> **Record extracts**:
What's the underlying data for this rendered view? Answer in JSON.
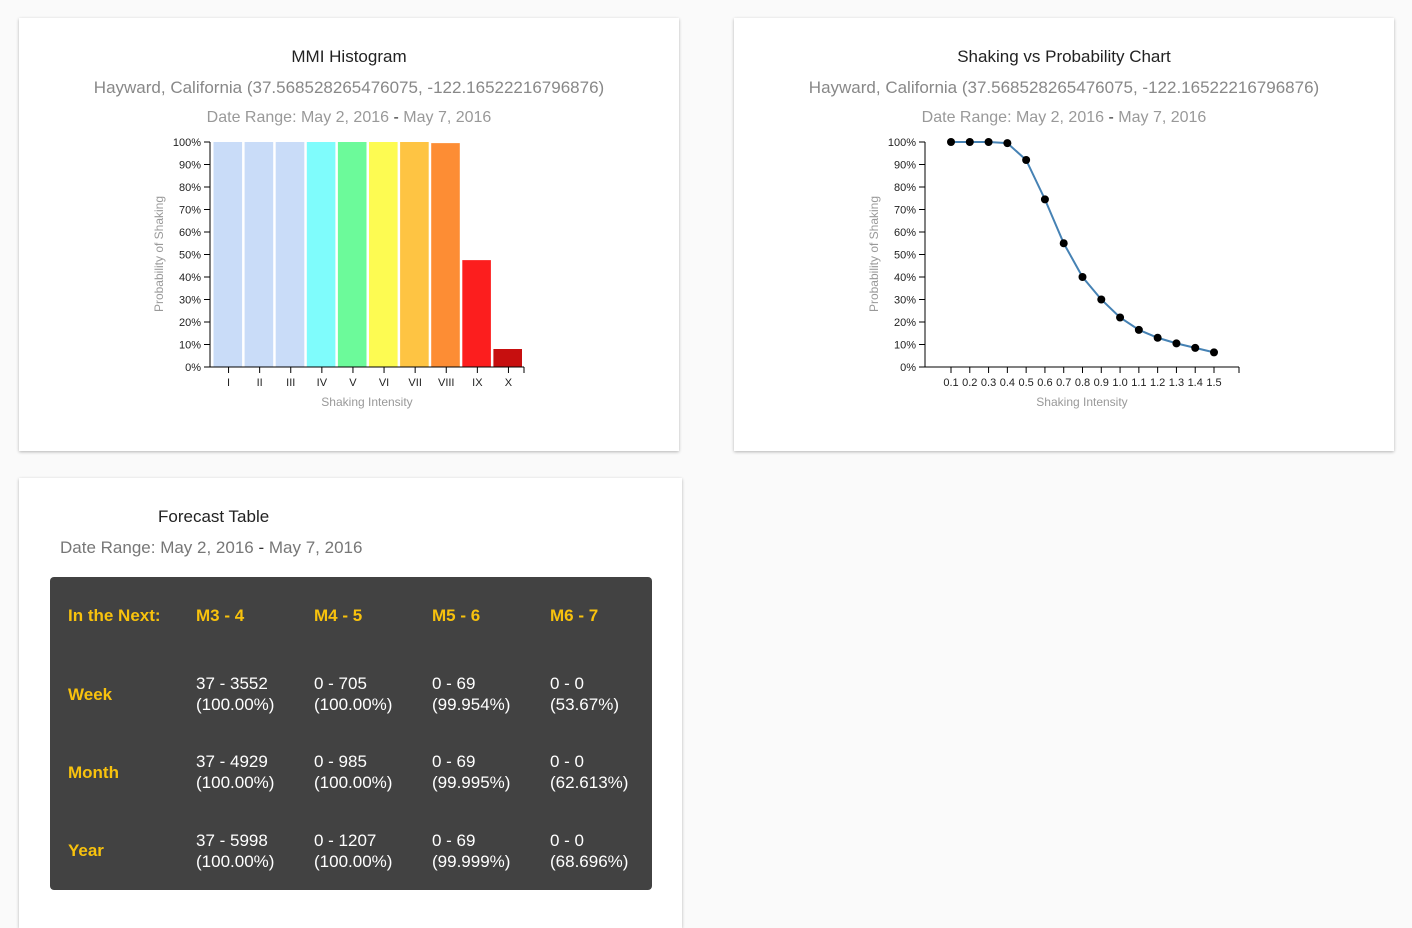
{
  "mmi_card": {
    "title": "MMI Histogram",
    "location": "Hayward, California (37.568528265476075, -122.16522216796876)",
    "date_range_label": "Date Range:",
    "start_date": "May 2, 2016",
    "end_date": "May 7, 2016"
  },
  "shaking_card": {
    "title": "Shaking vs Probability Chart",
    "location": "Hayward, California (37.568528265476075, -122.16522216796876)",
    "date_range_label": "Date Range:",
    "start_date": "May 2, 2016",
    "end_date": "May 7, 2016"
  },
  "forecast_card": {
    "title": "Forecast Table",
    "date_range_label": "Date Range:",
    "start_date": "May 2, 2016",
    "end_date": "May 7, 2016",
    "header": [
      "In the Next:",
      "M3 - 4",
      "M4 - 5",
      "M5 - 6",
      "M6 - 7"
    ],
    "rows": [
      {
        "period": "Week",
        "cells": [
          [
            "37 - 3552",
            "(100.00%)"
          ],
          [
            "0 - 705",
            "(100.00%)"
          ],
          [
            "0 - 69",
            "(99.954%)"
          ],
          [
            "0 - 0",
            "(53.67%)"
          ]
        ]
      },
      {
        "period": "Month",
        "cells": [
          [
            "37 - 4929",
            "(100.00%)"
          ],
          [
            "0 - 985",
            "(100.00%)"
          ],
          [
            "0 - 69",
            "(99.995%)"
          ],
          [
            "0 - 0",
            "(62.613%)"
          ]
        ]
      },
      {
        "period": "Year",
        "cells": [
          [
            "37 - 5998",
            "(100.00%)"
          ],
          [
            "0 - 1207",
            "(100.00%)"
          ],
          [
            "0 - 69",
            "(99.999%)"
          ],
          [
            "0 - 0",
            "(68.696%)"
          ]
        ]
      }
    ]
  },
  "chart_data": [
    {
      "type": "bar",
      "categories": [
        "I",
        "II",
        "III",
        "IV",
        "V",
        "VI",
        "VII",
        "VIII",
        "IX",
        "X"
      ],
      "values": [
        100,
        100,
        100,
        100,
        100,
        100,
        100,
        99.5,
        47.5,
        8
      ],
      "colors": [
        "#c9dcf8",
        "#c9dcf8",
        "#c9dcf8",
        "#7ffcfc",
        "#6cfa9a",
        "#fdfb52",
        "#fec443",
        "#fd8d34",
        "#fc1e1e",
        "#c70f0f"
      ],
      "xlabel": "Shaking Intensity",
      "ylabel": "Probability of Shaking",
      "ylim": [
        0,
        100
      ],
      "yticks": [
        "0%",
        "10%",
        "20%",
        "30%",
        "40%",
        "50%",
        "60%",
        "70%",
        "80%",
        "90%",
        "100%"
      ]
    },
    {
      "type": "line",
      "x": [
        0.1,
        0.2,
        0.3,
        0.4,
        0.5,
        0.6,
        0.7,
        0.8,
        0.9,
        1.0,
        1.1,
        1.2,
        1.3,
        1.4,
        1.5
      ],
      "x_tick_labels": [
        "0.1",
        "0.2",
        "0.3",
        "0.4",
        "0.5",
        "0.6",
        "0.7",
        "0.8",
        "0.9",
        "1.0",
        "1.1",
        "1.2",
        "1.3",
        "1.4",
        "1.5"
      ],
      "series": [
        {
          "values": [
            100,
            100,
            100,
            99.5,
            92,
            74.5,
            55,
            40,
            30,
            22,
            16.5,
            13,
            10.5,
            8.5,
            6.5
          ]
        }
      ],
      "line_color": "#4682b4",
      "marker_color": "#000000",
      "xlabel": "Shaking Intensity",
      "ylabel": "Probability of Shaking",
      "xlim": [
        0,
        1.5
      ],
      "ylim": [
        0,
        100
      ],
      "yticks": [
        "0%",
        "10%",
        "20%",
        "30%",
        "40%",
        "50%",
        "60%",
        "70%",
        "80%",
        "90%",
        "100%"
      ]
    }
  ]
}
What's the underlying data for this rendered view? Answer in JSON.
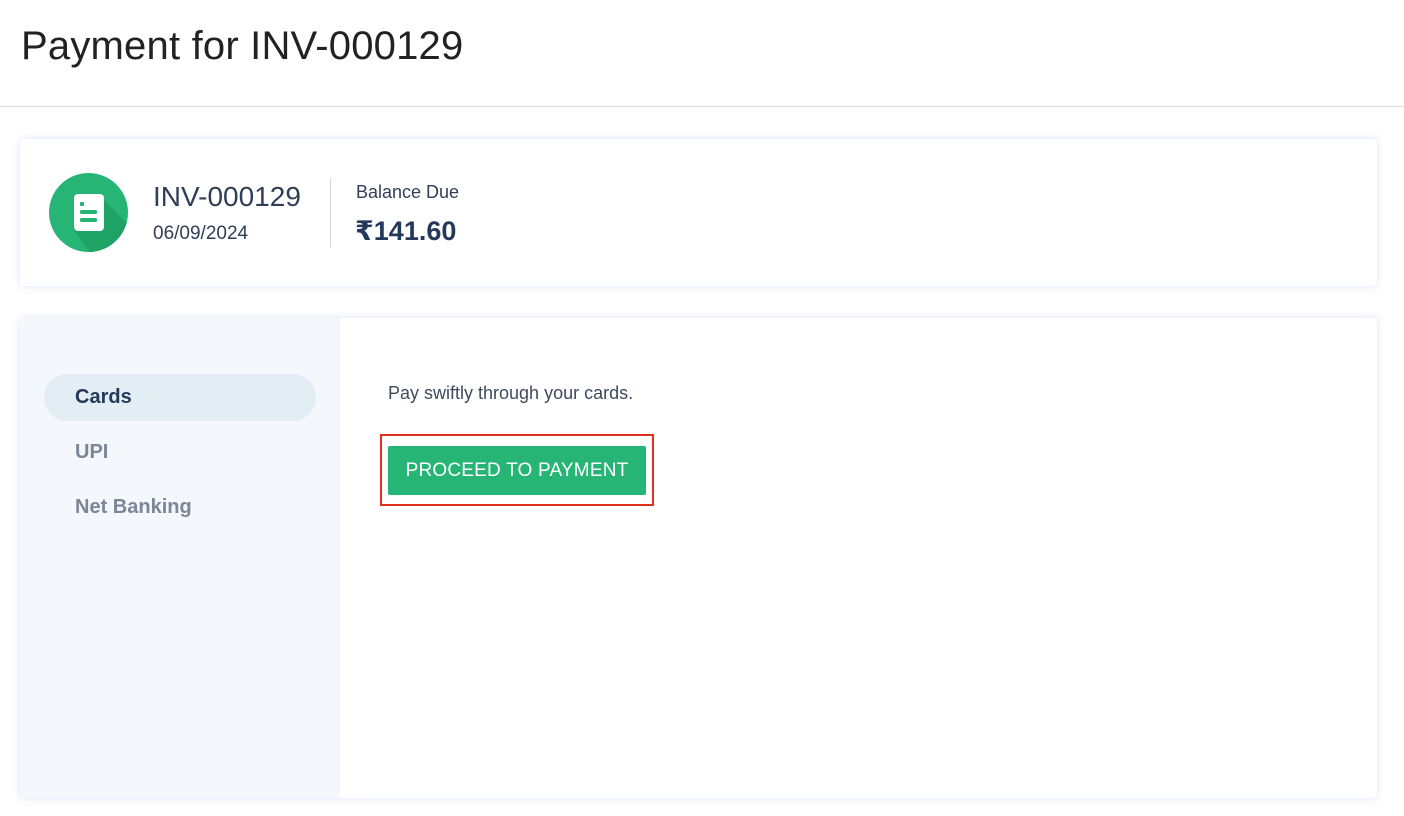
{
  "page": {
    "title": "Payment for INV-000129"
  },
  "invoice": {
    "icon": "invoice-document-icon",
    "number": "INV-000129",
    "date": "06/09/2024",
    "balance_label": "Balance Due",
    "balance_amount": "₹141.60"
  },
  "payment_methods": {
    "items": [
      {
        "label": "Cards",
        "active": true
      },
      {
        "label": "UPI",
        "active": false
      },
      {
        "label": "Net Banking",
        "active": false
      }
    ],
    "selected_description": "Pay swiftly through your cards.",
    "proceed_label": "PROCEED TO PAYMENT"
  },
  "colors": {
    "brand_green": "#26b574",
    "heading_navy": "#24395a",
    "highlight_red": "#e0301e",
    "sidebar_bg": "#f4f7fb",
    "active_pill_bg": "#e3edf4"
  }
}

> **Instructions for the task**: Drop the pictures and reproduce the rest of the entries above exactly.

> **Your solution**:
What's the underlying data for this rendered view? Answer in JSON.
{
  "mmi_card": {
    "title": "MMI Histogram",
    "location": "Hayward, California (37.568528265476075, -122.16522216796876)",
    "date_range_label": "Date Range:",
    "start_date": "May 2, 2016",
    "end_date": "May 7, 2016"
  },
  "shaking_card": {
    "title": "Shaking vs Probability Chart",
    "location": "Hayward, California (37.568528265476075, -122.16522216796876)",
    "date_range_label": "Date Range:",
    "start_date": "May 2, 2016",
    "end_date": "May 7, 2016"
  },
  "forecast_card": {
    "title": "Forecast Table",
    "date_range_label": "Date Range:",
    "start_date": "May 2, 2016",
    "end_date": "May 7, 2016",
    "header": [
      "In the Next:",
      "M3 - 4",
      "M4 - 5",
      "M5 - 6",
      "M6 - 7"
    ],
    "rows": [
      {
        "period": "Week",
        "cells": [
          [
            "37 - 3552",
            "(100.00%)"
          ],
          [
            "0 - 705",
            "(100.00%)"
          ],
          [
            "0 - 69",
            "(99.954%)"
          ],
          [
            "0 - 0",
            "(53.67%)"
          ]
        ]
      },
      {
        "period": "Month",
        "cells": [
          [
            "37 - 4929",
            "(100.00%)"
          ],
          [
            "0 - 985",
            "(100.00%)"
          ],
          [
            "0 - 69",
            "(99.995%)"
          ],
          [
            "0 - 0",
            "(62.613%)"
          ]
        ]
      },
      {
        "period": "Year",
        "cells": [
          [
            "37 - 5998",
            "(100.00%)"
          ],
          [
            "0 - 1207",
            "(100.00%)"
          ],
          [
            "0 - 69",
            "(99.999%)"
          ],
          [
            "0 - 0",
            "(68.696%)"
          ]
        ]
      }
    ]
  },
  "chart_data": [
    {
      "type": "bar",
      "categories": [
        "I",
        "II",
        "III",
        "IV",
        "V",
        "VI",
        "VII",
        "VIII",
        "IX",
        "X"
      ],
      "values": [
        100,
        100,
        100,
        100,
        100,
        100,
        100,
        99.5,
        47.5,
        8
      ],
      "colors": [
        "#c9dcf8",
        "#c9dcf8",
        "#c9dcf8",
        "#7ffcfc",
        "#6cfa9a",
        "#fdfb52",
        "#fec443",
        "#fd8d34",
        "#fc1e1e",
        "#c70f0f"
      ],
      "xlabel": "Shaking Intensity",
      "ylabel": "Probability of Shaking",
      "ylim": [
        0,
        100
      ],
      "yticks": [
        "0%",
        "10%",
        "20%",
        "30%",
        "40%",
        "50%",
        "60%",
        "70%",
        "80%",
        "90%",
        "100%"
      ]
    },
    {
      "type": "line",
      "x": [
        0.1,
        0.2,
        0.3,
        0.4,
        0.5,
        0.6,
        0.7,
        0.8,
        0.9,
        1.0,
        1.1,
        1.2,
        1.3,
        1.4,
        1.5
      ],
      "x_tick_labels": [
        "0.1",
        "0.2",
        "0.3",
        "0.4",
        "0.5",
        "0.6",
        "0.7",
        "0.8",
        "0.9",
        "1.0",
        "1.1",
        "1.2",
        "1.3",
        "1.4",
        "1.5"
      ],
      "series": [
        {
          "values": [
            100,
            100,
            100,
            99.5,
            92,
            74.5,
            55,
            40,
            30,
            22,
            16.5,
            13,
            10.5,
            8.5,
            6.5
          ]
        }
      ],
      "line_color": "#4682b4",
      "marker_color": "#000000",
      "xlabel": "Shaking Intensity",
      "ylabel": "Probability of Shaking",
      "xlim": [
        0,
        1.5
      ],
      "ylim": [
        0,
        100
      ],
      "yticks": [
        "0%",
        "10%",
        "20%",
        "30%",
        "40%",
        "50%",
        "60%",
        "70%",
        "80%",
        "90%",
        "100%"
      ]
    }
  ]
}
What's the underlying data for this rendered view? Answer in JSON.
{
  "page": {
    "title": "Payment for INV-000129"
  },
  "invoice": {
    "icon": "invoice-document-icon",
    "number": "INV-000129",
    "date": "06/09/2024",
    "balance_label": "Balance Due",
    "balance_amount": "₹141.60"
  },
  "payment_methods": {
    "items": [
      {
        "label": "Cards",
        "active": true
      },
      {
        "label": "UPI",
        "active": false
      },
      {
        "label": "Net Banking",
        "active": false
      }
    ],
    "selected_description": "Pay swiftly through your cards.",
    "proceed_label": "PROCEED TO PAYMENT"
  },
  "colors": {
    "brand_green": "#26b574",
    "heading_navy": "#24395a",
    "highlight_red": "#e0301e",
    "sidebar_bg": "#f4f7fb",
    "active_pill_bg": "#e3edf4"
  }
}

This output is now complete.